A new research indicates that when a matter or object has been pulled past an event horizon, it would simply be diminished. Once a black hole was shaped, the event horizon also formed. In the event horizon, there is the point of no return and the matter just simply vanishes.
The research was led by scientists from the University of Texas and Harvard University. Pawan Kumar, a professor of astrophysics at the University of Texas at Austin, said their whole point in this research is to turn the idea of an event horizon into an experimental science and to determine if event horizons really do exist or not. The team wants to find concrete evidence that there is an event horizon around black holes.

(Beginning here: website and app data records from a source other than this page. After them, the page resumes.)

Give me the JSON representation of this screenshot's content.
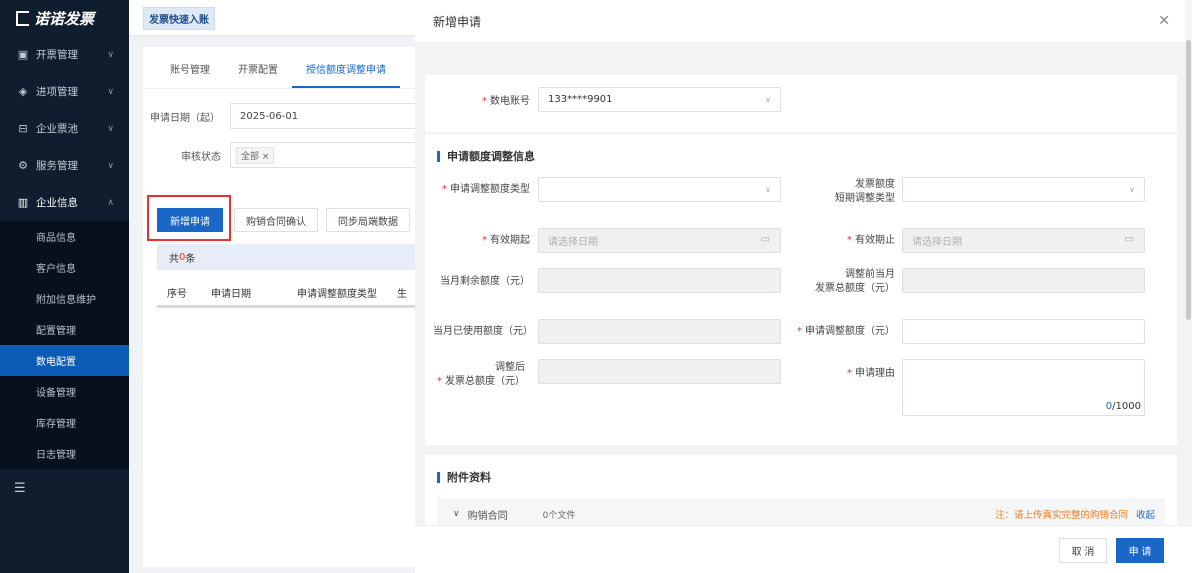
{
  "app": {
    "logo_text": "诺诺发票",
    "breadcrumb": "发票快速入账"
  },
  "sidebar": {
    "menus": [
      {
        "label": "开票管理",
        "icon": "invoice-icon"
      },
      {
        "label": "进项管理",
        "icon": "layers-icon"
      },
      {
        "label": "企业票池",
        "icon": "wallet-icon"
      },
      {
        "label": "服务管理",
        "icon": "service-icon"
      },
      {
        "label": "企业信息",
        "icon": "building-icon"
      }
    ],
    "sub_items": [
      "商品信息",
      "客户信息",
      "附加信息维护",
      "配置管理",
      "数电配置",
      "设备管理",
      "库存管理",
      "日志管理"
    ],
    "active_sub": "数电配置",
    "collapse_icon": "menu-fold-icon"
  },
  "main": {
    "tabs": [
      "账号管理",
      "开票配置",
      "授信额度调整申请"
    ],
    "active_tab": "授信额度调整申请",
    "filter_date_label": "申请日期（起）",
    "filter_date_value": "2025-06-01",
    "filter_status_label": "审核状态",
    "filter_status_tag": "全部",
    "btn_new": "新增申请",
    "btn_contract": "购销合同确认",
    "btn_sync": "同步局端数据",
    "count_prefix": "共",
    "count_value": "0",
    "count_suffix": "条",
    "table_headers": [
      "序号",
      "申请日期",
      "申请调整额度类型",
      "生"
    ]
  },
  "dialog": {
    "title": "新增申请",
    "close_icon": "close-icon",
    "account_label": "数电账号",
    "account_value": "133****9901",
    "section1_title": "申请额度调整信息",
    "fields": {
      "adjust_type_label": "申请调整额度类型",
      "short_term_label_1": "发票额度",
      "short_term_label_2": "短期调整类型",
      "valid_from_label": "有效期起",
      "valid_from_placeholder": "请选择日期",
      "valid_to_label": "有效期止",
      "valid_to_placeholder": "请选择日期",
      "month_remaining_label": "当月剩余额度（元）",
      "before_total_label_1": "调整前当月",
      "before_total_label_2": "发票总额度（元）",
      "month_used_label": "当月已使用额度（元）",
      "adjust_amount_label": "申请调整额度（元）",
      "after_total_label_1": "调整后",
      "after_total_label_2": "发票总额度（元）",
      "reason_label": "申请理由",
      "reason_count": "0",
      "reason_max": "/1000"
    },
    "section2_title": "附件资料",
    "attachment": {
      "name": "购销合同",
      "files": "0个文件",
      "note": "注：请上传真实完整的购销合同",
      "collapse": "收起"
    },
    "btn_cancel": "取 消",
    "btn_submit": "申 请"
  },
  "colors": {
    "primary": "#1b67c7",
    "sidebar": "#0f1d2e",
    "required": "#e3342f",
    "note": "#f37b1d"
  }
}
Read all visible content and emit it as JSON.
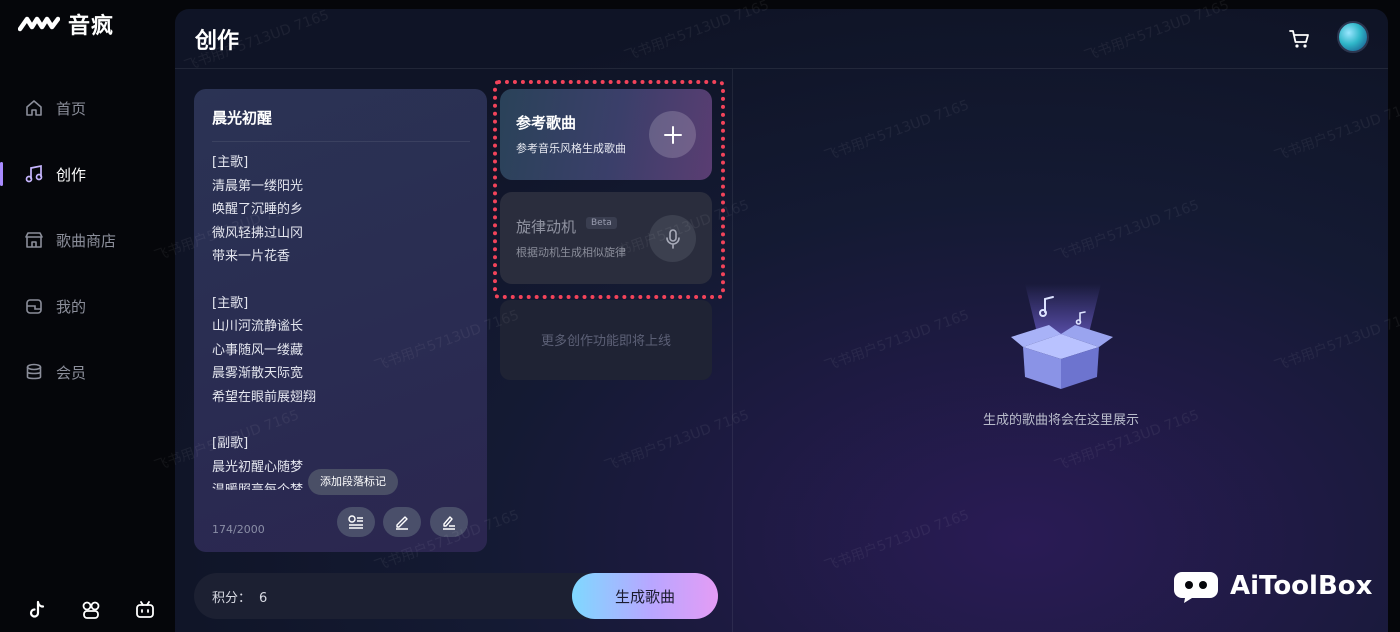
{
  "app": {
    "name": "音疯"
  },
  "sidebar": {
    "items": [
      {
        "label": "首页",
        "icon": "home-icon"
      },
      {
        "label": "创作",
        "icon": "music-note-icon",
        "active": true
      },
      {
        "label": "歌曲商店",
        "icon": "store-icon"
      },
      {
        "label": "我的",
        "icon": "folder-icon"
      },
      {
        "label": "会员",
        "icon": "database-icon"
      }
    ],
    "social_icons": [
      "tiktok-icon",
      "app-icon",
      "bilibili-icon"
    ]
  },
  "header": {
    "title": "创作"
  },
  "lyrics": {
    "title": "晨光初醒",
    "blocks": [
      {
        "tag": "[主歌]",
        "lines": [
          "清晨第一缕阳光",
          "唤醒了沉睡的乡",
          "微风轻拂过山冈",
          "带来一片花香"
        ]
      },
      {
        "tag": "[主歌]",
        "lines": [
          "山川河流静谧长",
          "心事随风一缕藏",
          "晨雾渐散天际宽",
          "希望在眼前展翅翔"
        ]
      },
      {
        "tag": "[副歌]",
        "lines": [
          "晨光初醒心随梦",
          "温暖照亮每个梦"
        ]
      }
    ],
    "char_count": "174/2000",
    "tooltip": "添加段落标记"
  },
  "features": {
    "reference": {
      "title": "参考歌曲",
      "subtitle": "参考音乐风格生成歌曲"
    },
    "melody": {
      "title": "旋律动机",
      "badge": "Beta",
      "subtitle": "根据动机生成相似旋律"
    },
    "more": "更多创作功能即将上线"
  },
  "bottom": {
    "points_label": "积分：",
    "points_value": "6",
    "generate_label": "生成歌曲"
  },
  "result": {
    "empty_text": "生成的歌曲将会在这里展示"
  },
  "watermark": "飞书用户5713UD 7165",
  "brand": {
    "name": "AiToolBox"
  },
  "colors": {
    "accent": "#a98bff",
    "highlight": "#f2435a",
    "button_from": "#7fd8ff",
    "button_to": "#e49cf5"
  }
}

Wenbin Lu, a scientist who examined the hard-surface theory, said given the rate of stars falling onto black holes and the number density of black holes in the closeby universe, they gauged how many transients Pan-STARRS have been identified over a period of operation of three and a half years. He further said that it turns out it should have identified over 10 of them, if the hard-surface theory is true, as noted by Forbes.
There should be a definitive signature if there is an existence of the hard surface outside of the black hole's event horizon. On the other hand, no signature has been seen at all.
The researchers look for stars, in which most black holes slurp stars. They thought that crashing star onto a hard surface could be visible. So, they looked for stars using the Pan-STARRS, a 1.8-meter telescope in Hawaii. The researchers found nothing, according to ZME Science.
Ramesh Narayan, a co-author of the study, said that their study indicates that some or all black holes have event horizons and that material really does vanish from the observable universe when pulled into these objects as they have expected for decades. He then concluded that Einstein's General Relativity Theory has passed another acute test.
In the Theory of Relativity, published by Albert Einstein in 1915, the event horizon is defined as a boundary in spacetime beyond which events cannot affect an outside observer. It is the point of no return, in which the gravitational pull is so powerful that escape becomes impossible, even for light. The event horizon is also linked to black holes.